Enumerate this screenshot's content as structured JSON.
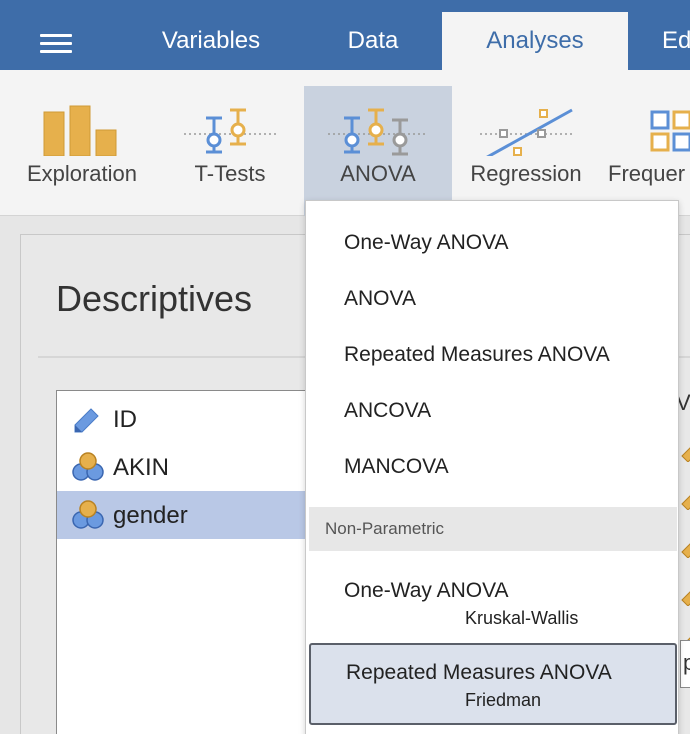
{
  "topbar": {
    "tabs": [
      {
        "label": "Variables"
      },
      {
        "label": "Data"
      },
      {
        "label": "Analyses"
      },
      {
        "label": "Ed"
      }
    ]
  },
  "ribbon": {
    "buttons": [
      {
        "label": "Exploration",
        "icon": "exploration-bar-icon"
      },
      {
        "label": "T-Tests",
        "icon": "t-tests-icon"
      },
      {
        "label": "ANOVA",
        "icon": "anova-icon"
      },
      {
        "label": "Regression",
        "icon": "regression-icon"
      },
      {
        "label": "Frequer",
        "icon": "frequencies-icon"
      }
    ]
  },
  "analysis": {
    "title": "Descriptives",
    "variables": [
      {
        "name": "ID",
        "icon": "ruler-pencil-icon"
      },
      {
        "name": "AKIN",
        "icon": "nominal-circles-icon"
      },
      {
        "name": "gender",
        "icon": "nominal-circles-icon",
        "selected": true
      }
    ],
    "right_partial_label": "Va",
    "right_partial_box": "p"
  },
  "anova_menu": {
    "items": [
      {
        "label": "One-Way ANOVA"
      },
      {
        "label": "ANOVA"
      },
      {
        "label": "Repeated Measures ANOVA"
      },
      {
        "label": "ANCOVA"
      },
      {
        "label": "MANCOVA"
      }
    ],
    "section": "Non-Parametric",
    "nonparametric": [
      {
        "label": "One-Way ANOVA",
        "sub": "Kruskal-Wallis"
      },
      {
        "label": "Repeated Measures ANOVA",
        "sub": "Friedman",
        "highlighted": true
      }
    ]
  },
  "colors": {
    "topbar": "#3e6da9",
    "active_ribbon": "#c9d2df",
    "selected_row": "#b9c8e6",
    "icon_orange": "#e6b04c",
    "icon_blue": "#5b8fd6",
    "icon_gray": "#9a9a9a"
  }
}
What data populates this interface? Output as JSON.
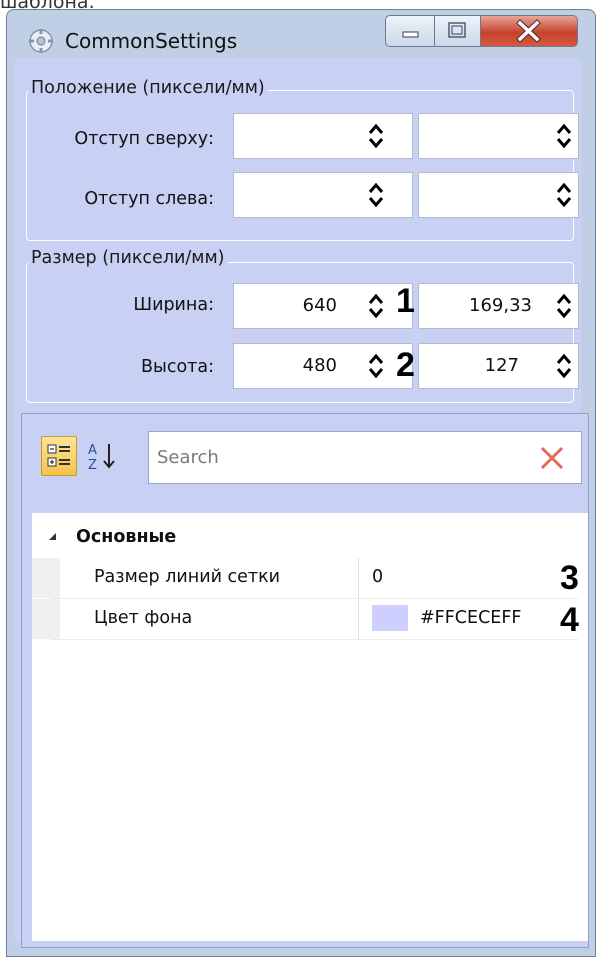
{
  "caption_fragment": "шаблона.",
  "window": {
    "title": "CommonSettings"
  },
  "position_group": {
    "label": "Положение (пиксели/мм)",
    "top_offset_label": "Отступ сверху:",
    "left_offset_label": "Отступ слева:",
    "top_px": "",
    "top_mm": "",
    "left_px": "",
    "left_mm": ""
  },
  "size_group": {
    "label": "Размер (пиксели/мм)",
    "width_label": "Ширина:",
    "height_label": "Высота:",
    "width_px": "640",
    "width_mm": "169,33",
    "height_px": "480",
    "height_mm": "127"
  },
  "markers": [
    "1",
    "2",
    "3",
    "4"
  ],
  "property_grid": {
    "search_placeholder": "Search",
    "category": "Основные",
    "properties": [
      {
        "name": "Размер линий сетки",
        "value": "0"
      },
      {
        "name": "Цвет фона",
        "value": "#FFCECEFF",
        "swatch_color": "#cecfff"
      }
    ]
  },
  "colors": {
    "client_background": "#c8d0f3",
    "close_button": "#c7422c"
  }
}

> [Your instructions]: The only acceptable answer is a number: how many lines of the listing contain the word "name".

> [Answer for the task]: 5